Exercise requirements:
Pictures aside, repeat all the entries below exactly as they appear.
=== Data ===
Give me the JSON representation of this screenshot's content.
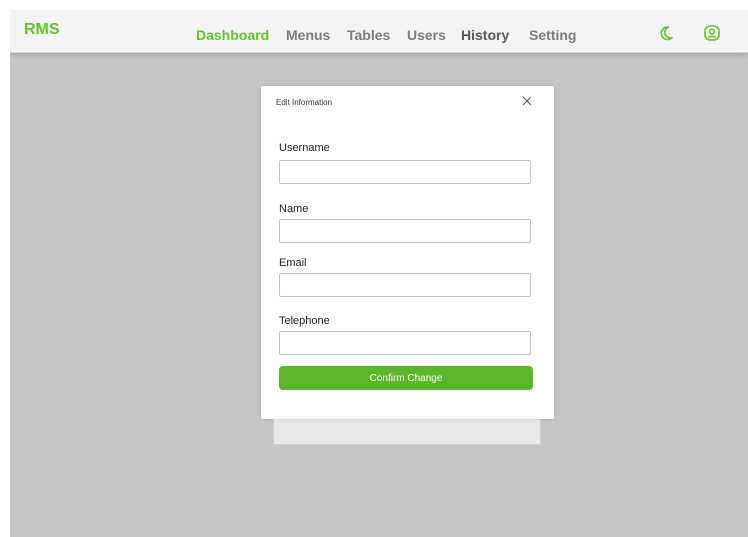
{
  "header": {
    "logo": "RMS",
    "nav": [
      {
        "label": "Dashboard"
      },
      {
        "label": "Menus"
      },
      {
        "label": "Tables"
      },
      {
        "label": "Users"
      },
      {
        "label": "History"
      },
      {
        "label": "Setting"
      }
    ],
    "icons": [
      "moon-icon",
      "user-profile-icon"
    ]
  },
  "modal": {
    "title": "Edit Information",
    "fields": [
      {
        "label": "Username",
        "value": "",
        "placeholder": ""
      },
      {
        "label": "Name",
        "value": "",
        "placeholder": ""
      },
      {
        "label": "Email",
        "value": "",
        "placeholder": ""
      },
      {
        "label": "Telephone",
        "value": "",
        "placeholder": ""
      }
    ],
    "confirm_label": "Confirm Change"
  },
  "colors": {
    "accent": "#5ec52a",
    "button": "#5ab828",
    "backdrop": "#c6c6c6"
  }
}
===
Response to the exercise:
Give me the JSON representation of this screenshot's content.
{
  "header": {
    "logo": "RMS",
    "nav": [
      {
        "label": "Dashboard"
      },
      {
        "label": "Menus"
      },
      {
        "label": "Tables"
      },
      {
        "label": "Users"
      },
      {
        "label": "History"
      },
      {
        "label": "Setting"
      }
    ],
    "icons": [
      "moon-icon",
      "user-profile-icon"
    ]
  },
  "modal": {
    "title": "Edit Information",
    "fields": [
      {
        "label": "Username",
        "value": "",
        "placeholder": ""
      },
      {
        "label": "Name",
        "value": "",
        "placeholder": ""
      },
      {
        "label": "Email",
        "value": "",
        "placeholder": ""
      },
      {
        "label": "Telephone",
        "value": "",
        "placeholder": ""
      }
    ],
    "confirm_label": "Confirm Change"
  },
  "colors": {
    "accent": "#5ec52a",
    "button": "#5ab828",
    "backdrop": "#c6c6c6"
  }
}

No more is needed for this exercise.